[Task requirements]: State, as one number, how many lines in these records hold "this".
[The records]
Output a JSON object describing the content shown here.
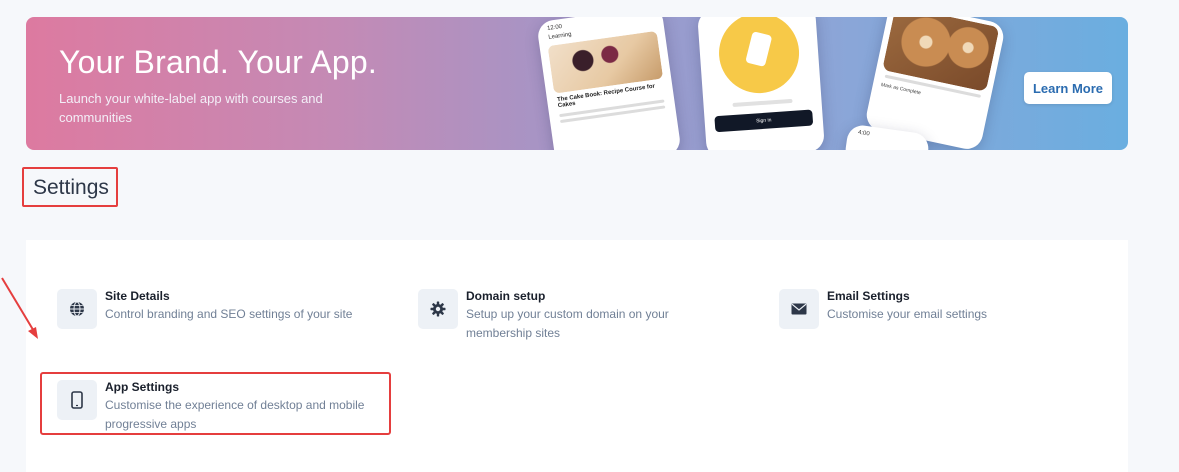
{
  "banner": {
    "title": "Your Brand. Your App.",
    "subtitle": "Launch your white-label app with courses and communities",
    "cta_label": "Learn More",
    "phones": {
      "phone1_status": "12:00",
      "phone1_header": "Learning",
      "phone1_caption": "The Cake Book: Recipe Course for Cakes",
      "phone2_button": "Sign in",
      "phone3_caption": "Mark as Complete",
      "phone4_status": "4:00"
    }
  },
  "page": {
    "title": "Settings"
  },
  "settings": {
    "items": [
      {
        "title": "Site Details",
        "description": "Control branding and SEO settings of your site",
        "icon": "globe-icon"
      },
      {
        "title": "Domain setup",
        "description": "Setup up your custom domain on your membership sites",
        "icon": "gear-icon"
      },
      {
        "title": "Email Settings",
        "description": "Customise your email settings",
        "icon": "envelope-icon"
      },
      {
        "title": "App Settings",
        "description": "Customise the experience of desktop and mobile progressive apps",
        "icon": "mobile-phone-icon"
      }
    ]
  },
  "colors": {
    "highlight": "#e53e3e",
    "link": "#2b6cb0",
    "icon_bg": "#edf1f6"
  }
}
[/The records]
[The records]
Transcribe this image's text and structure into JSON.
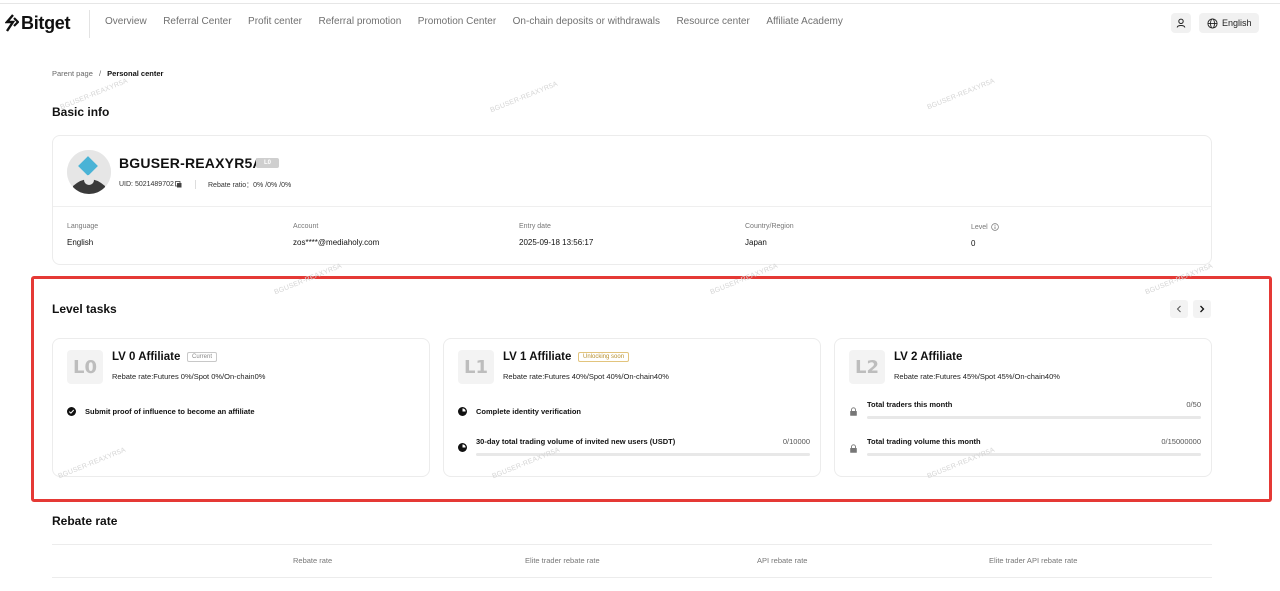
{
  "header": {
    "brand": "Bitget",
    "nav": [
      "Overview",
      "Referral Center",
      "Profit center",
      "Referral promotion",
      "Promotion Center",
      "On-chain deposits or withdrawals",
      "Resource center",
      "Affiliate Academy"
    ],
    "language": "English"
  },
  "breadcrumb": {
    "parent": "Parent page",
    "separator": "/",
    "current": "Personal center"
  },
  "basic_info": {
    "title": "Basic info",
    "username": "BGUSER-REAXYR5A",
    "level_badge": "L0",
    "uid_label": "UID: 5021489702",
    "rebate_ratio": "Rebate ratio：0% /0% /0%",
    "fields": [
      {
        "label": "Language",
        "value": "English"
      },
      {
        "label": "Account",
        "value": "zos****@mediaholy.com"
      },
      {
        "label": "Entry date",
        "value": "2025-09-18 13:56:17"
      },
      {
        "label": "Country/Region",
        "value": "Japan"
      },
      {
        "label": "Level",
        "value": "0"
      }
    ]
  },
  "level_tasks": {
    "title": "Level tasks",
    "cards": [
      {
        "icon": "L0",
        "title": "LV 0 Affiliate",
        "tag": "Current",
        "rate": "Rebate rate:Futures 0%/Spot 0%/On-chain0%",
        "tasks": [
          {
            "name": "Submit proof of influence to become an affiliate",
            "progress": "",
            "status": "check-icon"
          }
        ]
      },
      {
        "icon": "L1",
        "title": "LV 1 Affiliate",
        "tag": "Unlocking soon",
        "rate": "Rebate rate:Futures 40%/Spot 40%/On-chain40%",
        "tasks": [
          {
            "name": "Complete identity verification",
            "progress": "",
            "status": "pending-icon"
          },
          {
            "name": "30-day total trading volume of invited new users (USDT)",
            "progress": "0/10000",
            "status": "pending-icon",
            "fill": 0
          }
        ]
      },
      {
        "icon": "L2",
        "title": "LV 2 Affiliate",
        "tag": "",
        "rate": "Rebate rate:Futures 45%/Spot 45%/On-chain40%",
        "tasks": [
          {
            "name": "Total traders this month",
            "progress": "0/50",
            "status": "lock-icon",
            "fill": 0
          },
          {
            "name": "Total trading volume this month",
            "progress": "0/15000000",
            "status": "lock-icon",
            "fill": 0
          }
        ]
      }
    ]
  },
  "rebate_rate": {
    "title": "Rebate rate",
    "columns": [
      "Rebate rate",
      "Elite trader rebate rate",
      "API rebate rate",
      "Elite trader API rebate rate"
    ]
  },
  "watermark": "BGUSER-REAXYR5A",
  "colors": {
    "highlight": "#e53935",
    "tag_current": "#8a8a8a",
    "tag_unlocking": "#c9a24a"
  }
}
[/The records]
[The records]
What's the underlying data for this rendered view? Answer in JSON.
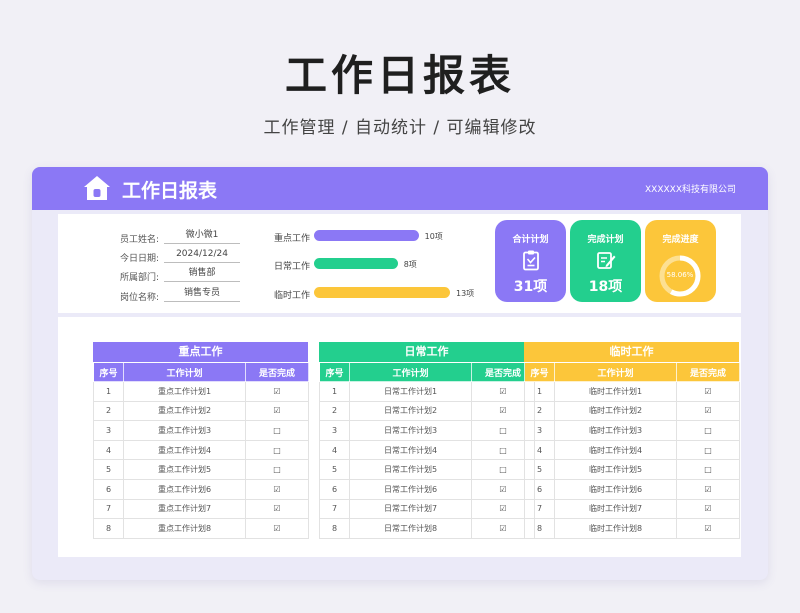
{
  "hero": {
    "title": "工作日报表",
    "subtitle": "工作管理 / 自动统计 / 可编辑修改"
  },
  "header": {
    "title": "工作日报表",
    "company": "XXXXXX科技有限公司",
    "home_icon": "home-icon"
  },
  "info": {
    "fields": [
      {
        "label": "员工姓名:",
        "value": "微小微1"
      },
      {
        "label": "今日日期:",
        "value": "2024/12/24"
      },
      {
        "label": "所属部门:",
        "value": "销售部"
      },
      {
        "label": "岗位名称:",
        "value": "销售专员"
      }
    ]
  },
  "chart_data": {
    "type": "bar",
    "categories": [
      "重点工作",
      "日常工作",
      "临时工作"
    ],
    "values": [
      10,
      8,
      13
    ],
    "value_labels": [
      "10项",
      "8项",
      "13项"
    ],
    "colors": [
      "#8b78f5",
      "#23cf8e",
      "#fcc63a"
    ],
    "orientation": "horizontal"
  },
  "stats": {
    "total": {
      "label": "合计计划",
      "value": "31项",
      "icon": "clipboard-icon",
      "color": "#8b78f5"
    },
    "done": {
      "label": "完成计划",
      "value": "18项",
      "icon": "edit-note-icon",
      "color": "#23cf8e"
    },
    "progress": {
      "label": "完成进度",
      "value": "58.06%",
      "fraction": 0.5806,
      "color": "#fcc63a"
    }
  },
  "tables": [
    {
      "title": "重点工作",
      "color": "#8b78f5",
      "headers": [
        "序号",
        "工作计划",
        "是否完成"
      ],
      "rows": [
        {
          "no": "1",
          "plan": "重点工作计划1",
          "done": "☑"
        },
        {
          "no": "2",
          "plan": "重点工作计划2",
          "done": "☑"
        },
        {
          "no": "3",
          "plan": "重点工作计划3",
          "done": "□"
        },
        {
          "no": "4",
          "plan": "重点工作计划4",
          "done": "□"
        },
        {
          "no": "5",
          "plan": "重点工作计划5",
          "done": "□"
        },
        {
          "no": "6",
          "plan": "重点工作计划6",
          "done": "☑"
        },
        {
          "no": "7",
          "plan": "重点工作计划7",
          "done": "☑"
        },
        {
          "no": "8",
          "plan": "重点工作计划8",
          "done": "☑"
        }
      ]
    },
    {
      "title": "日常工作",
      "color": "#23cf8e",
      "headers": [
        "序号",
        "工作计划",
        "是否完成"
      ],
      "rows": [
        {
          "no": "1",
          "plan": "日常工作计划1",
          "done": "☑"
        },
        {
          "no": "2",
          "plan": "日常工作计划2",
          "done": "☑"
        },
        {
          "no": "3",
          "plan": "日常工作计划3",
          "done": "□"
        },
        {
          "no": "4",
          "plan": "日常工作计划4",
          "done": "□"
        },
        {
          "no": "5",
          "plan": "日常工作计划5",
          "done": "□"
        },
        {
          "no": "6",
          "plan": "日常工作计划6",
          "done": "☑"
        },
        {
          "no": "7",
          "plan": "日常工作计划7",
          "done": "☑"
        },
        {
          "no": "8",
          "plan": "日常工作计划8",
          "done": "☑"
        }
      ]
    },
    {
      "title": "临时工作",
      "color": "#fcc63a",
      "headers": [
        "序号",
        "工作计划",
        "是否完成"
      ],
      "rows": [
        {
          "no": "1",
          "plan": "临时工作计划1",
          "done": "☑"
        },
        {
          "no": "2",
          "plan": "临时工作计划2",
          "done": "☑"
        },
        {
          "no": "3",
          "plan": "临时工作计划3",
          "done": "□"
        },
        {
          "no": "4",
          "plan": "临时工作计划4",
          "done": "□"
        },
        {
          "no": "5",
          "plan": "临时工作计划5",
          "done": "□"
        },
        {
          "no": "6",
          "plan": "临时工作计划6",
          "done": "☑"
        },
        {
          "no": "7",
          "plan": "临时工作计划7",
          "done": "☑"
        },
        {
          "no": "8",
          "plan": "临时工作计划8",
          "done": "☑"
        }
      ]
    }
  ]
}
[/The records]
[Answer space]: 4